───── The data

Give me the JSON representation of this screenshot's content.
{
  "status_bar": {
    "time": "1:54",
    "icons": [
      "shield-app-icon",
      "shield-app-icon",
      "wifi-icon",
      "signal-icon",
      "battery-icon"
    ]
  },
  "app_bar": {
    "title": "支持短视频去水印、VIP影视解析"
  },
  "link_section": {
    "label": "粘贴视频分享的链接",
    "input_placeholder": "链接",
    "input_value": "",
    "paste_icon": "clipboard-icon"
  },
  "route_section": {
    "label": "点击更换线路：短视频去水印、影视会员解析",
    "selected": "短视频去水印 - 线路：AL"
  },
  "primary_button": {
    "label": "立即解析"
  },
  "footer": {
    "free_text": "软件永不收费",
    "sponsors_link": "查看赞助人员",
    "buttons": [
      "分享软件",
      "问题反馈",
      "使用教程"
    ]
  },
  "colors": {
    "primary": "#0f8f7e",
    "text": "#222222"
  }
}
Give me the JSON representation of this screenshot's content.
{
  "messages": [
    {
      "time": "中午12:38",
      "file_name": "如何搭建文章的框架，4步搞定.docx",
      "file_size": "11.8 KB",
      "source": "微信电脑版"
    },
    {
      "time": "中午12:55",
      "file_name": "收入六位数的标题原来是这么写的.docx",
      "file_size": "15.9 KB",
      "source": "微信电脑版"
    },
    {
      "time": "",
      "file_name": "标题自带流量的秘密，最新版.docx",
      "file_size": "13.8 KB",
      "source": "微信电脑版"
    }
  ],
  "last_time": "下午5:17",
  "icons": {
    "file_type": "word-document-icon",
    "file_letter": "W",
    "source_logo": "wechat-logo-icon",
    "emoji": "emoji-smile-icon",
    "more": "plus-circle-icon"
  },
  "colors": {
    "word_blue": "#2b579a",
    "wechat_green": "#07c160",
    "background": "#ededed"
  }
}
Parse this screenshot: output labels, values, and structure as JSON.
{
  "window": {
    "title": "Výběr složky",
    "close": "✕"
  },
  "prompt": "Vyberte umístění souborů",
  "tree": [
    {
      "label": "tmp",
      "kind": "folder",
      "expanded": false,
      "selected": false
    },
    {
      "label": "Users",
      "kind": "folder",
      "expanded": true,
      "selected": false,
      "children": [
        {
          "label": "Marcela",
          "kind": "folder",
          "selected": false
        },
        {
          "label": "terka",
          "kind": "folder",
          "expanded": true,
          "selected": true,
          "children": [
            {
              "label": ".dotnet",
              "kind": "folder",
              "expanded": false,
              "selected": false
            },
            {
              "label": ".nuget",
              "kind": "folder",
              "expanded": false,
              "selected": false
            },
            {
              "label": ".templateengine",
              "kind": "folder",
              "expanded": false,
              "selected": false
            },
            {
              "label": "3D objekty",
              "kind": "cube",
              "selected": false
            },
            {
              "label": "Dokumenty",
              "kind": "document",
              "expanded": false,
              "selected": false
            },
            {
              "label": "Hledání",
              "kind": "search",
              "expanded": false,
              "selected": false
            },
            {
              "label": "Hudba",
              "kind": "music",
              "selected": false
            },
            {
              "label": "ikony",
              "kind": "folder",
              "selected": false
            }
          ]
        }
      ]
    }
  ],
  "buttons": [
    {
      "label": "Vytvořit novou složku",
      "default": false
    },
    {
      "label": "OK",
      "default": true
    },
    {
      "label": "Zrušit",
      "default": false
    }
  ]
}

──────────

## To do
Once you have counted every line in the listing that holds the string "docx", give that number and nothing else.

## Expected answer
3